= TASK DIRECTIONS =
Scan the entries below and say how many lines contain "JSON". Write only the number.

[Dataset rows for apps and sites]
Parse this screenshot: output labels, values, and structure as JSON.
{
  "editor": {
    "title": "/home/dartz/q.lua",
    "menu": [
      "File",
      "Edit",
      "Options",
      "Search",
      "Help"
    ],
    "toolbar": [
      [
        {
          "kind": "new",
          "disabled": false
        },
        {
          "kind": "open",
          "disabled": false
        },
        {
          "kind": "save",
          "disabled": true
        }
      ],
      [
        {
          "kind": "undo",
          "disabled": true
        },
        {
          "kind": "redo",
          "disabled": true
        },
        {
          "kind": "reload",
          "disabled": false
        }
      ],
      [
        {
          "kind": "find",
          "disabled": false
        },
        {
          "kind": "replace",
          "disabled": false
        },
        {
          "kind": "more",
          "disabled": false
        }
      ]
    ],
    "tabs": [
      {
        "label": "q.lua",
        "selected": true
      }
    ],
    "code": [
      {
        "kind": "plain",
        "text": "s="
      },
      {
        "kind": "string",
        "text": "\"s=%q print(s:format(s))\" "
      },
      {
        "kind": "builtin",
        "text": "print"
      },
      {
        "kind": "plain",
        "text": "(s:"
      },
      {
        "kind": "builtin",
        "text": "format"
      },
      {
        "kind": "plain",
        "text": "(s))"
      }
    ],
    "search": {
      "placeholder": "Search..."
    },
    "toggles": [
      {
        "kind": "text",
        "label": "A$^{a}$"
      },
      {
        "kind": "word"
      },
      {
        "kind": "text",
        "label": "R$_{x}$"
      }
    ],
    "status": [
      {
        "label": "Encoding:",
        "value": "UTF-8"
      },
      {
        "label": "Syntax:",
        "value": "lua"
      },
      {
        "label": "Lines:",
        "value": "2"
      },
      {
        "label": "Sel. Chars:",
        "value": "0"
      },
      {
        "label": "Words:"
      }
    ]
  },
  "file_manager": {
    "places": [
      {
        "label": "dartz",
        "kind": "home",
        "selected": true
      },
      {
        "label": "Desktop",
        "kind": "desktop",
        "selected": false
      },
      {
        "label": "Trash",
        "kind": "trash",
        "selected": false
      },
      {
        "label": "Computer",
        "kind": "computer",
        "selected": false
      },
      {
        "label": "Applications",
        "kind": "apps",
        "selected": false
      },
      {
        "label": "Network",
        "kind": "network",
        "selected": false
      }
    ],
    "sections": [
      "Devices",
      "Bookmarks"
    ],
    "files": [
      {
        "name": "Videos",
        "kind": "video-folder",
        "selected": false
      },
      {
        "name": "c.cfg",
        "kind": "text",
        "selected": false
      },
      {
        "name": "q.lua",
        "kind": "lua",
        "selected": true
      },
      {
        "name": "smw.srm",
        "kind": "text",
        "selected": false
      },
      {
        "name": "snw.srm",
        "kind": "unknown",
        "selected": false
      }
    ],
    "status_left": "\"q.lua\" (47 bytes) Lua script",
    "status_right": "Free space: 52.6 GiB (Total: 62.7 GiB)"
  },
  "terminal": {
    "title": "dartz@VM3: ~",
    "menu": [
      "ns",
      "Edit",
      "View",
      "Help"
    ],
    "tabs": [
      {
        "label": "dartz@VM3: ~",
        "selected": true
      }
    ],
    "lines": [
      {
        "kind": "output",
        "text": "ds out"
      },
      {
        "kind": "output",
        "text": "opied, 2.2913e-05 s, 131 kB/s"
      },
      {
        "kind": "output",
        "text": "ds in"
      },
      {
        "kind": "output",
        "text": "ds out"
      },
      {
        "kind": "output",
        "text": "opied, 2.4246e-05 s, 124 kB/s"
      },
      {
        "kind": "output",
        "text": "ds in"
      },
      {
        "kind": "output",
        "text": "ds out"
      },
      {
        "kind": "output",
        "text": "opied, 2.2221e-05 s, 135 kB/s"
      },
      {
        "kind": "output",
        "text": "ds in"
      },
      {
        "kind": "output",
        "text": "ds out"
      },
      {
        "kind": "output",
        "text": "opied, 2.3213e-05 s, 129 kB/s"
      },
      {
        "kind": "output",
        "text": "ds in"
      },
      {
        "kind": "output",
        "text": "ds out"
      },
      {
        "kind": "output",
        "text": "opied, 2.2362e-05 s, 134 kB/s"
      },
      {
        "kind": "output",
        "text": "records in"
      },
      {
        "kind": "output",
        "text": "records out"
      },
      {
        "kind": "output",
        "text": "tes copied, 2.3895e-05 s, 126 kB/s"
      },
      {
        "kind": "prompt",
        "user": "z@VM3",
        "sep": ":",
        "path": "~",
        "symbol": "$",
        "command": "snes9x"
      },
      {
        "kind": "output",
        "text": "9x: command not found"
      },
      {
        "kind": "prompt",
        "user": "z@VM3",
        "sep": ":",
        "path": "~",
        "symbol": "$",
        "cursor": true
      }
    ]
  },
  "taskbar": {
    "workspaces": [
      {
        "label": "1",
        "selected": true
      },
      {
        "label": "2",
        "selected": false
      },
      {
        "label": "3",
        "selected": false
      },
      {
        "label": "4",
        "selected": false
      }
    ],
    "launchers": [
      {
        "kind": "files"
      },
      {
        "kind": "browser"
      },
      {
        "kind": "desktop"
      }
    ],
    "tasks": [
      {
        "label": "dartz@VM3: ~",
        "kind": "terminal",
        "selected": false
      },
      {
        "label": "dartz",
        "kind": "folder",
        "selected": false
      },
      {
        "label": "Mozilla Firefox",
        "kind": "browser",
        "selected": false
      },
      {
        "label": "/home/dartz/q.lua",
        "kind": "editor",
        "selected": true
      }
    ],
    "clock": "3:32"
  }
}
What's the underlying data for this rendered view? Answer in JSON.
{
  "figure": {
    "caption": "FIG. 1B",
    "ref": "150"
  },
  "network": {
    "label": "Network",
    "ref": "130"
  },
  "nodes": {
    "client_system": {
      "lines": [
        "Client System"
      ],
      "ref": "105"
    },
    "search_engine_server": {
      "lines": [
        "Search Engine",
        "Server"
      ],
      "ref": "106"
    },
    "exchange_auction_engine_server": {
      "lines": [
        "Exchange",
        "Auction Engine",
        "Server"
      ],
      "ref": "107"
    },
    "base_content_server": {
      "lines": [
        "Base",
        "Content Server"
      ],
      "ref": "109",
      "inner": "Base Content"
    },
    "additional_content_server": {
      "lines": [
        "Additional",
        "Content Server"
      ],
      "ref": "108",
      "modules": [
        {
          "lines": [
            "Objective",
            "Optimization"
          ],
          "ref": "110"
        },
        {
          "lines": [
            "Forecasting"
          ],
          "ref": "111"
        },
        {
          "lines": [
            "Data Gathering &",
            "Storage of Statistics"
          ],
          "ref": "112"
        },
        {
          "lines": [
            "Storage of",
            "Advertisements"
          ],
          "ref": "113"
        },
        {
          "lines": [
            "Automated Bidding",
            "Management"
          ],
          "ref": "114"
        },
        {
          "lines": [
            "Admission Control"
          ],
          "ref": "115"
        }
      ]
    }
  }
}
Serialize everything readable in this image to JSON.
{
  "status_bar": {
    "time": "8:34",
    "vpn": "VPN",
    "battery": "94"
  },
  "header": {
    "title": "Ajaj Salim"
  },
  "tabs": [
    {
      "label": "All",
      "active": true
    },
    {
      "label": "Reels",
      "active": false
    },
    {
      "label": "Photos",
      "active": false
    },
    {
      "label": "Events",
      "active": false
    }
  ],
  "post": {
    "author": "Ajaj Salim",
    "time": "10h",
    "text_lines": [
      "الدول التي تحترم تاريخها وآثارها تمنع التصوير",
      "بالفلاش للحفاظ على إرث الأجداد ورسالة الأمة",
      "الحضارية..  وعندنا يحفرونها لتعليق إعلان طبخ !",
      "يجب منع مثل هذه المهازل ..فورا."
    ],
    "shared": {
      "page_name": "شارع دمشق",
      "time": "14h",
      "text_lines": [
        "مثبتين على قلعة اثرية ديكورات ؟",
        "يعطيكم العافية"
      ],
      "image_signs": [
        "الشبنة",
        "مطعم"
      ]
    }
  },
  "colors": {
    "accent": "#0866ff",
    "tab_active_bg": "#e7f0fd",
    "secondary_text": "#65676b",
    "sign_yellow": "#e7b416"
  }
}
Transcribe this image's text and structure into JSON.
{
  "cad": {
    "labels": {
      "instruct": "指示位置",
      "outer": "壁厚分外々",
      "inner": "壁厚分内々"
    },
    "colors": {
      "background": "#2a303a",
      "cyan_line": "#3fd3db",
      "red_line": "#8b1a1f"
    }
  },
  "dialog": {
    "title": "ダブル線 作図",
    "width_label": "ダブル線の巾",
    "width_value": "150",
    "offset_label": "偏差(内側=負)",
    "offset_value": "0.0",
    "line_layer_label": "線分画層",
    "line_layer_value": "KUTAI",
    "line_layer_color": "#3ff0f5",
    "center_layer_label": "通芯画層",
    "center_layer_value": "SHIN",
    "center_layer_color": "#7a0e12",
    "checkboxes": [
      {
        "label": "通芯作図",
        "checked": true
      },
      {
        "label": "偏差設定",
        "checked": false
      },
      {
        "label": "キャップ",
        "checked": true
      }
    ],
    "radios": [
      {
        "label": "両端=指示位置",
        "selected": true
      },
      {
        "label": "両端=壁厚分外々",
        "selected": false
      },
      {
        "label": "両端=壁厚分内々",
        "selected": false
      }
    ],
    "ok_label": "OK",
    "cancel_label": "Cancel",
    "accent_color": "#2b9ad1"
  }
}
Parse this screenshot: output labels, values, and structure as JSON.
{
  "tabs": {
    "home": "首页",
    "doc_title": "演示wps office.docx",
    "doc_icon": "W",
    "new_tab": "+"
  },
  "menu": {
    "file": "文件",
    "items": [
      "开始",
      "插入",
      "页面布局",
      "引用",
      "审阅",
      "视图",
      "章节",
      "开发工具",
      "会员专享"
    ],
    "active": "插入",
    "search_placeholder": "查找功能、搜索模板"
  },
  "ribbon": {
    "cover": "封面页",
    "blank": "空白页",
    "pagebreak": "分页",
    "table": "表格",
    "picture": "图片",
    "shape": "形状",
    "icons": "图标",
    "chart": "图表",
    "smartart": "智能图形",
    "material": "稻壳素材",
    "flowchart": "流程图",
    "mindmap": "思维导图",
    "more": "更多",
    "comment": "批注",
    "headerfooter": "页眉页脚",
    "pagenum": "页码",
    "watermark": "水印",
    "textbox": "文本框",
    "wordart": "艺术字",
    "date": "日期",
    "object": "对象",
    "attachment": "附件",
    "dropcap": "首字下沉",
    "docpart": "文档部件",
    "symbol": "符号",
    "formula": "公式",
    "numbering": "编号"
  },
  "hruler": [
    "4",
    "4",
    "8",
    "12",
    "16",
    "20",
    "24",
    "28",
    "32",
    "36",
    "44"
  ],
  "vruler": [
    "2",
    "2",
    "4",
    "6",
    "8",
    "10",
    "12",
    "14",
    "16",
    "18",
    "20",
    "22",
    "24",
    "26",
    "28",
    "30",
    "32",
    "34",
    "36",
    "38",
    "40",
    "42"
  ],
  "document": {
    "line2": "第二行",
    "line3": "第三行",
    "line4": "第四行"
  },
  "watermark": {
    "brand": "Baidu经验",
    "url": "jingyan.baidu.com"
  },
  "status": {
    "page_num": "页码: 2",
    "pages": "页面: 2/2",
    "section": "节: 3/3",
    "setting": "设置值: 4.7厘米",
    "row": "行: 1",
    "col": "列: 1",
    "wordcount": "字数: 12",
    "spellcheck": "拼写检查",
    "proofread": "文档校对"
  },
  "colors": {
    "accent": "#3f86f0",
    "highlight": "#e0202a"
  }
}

= EXERCISE RESULT =
5